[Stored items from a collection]

-- Opening Marker --

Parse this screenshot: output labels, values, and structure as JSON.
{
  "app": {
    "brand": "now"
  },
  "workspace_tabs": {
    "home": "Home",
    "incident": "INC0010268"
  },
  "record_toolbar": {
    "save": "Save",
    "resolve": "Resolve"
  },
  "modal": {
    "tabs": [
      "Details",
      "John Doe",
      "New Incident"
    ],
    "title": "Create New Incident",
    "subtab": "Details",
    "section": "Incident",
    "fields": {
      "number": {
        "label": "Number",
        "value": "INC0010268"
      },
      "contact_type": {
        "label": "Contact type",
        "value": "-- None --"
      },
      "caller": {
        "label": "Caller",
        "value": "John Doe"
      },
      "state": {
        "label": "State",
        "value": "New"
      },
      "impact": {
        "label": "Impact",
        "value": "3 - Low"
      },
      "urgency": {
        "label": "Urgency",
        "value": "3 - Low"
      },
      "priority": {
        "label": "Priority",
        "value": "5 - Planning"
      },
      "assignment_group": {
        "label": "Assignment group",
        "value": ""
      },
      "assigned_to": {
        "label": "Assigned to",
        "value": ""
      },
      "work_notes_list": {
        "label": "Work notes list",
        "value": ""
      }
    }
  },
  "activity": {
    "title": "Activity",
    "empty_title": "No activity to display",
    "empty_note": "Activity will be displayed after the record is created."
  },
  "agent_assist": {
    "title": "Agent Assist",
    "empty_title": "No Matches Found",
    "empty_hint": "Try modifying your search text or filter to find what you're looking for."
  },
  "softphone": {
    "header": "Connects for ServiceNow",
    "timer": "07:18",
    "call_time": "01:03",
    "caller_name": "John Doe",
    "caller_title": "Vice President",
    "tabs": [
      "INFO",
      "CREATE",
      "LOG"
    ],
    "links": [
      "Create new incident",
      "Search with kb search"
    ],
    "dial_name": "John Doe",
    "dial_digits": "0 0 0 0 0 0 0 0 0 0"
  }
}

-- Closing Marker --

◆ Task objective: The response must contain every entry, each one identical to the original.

◆ Written reply:
Parse this screenshot: output labels, values, and structure as JSON.
{
  "app": {
    "brand": "now"
  },
  "workspace_tabs": {
    "home": "Home",
    "incident": "INC0010268"
  },
  "record_toolbar": {
    "save": "Save",
    "resolve": "Resolve"
  },
  "modal": {
    "tabs": [
      "Details",
      "John Doe",
      "New Incident"
    ],
    "title": "Create New Incident",
    "subtab": "Details",
    "section": "Incident",
    "fields": {
      "number": {
        "label": "Number",
        "value": "INC0010268"
      },
      "contact_type": {
        "label": "Contact type",
        "value": "-- None --"
      },
      "caller": {
        "label": "Caller",
        "value": "John Doe"
      },
      "state": {
        "label": "State",
        "value": "New"
      },
      "impact": {
        "label": "Impact",
        "value": "3 - Low"
      },
      "urgency": {
        "label": "Urgency",
        "value": "3 - Low"
      },
      "priority": {
        "label": "Priority",
        "value": "5 - Planning"
      },
      "assignment_group": {
        "label": "Assignment group",
        "value": ""
      },
      "assigned_to": {
        "label": "Assigned to",
        "value": ""
      },
      "work_notes_list": {
        "label": "Work notes list",
        "value": ""
      }
    }
  },
  "activity": {
    "title": "Activity",
    "empty_title": "No activity to display",
    "empty_note": "Activity will be displayed after the record is created."
  },
  "agent_assist": {
    "title": "Agent Assist",
    "empty_title": "No Matches Found",
    "empty_hint": "Try modifying your search text or filter to find what you're looking for."
  },
  "softphone": {
    "header": "Connects for ServiceNow",
    "timer": "07:18",
    "call_time": "01:03",
    "caller_name": "John Doe",
    "caller_title": "Vice President",
    "tabs": [
      "INFO",
      "CREATE",
      "LOG"
    ],
    "links": [
      "Create new incident",
      "Search with kb search"
    ],
    "dial_name": "John Doe",
    "dial_digits": "0 0 0 0 0 0 0 0 0 0"
  }
}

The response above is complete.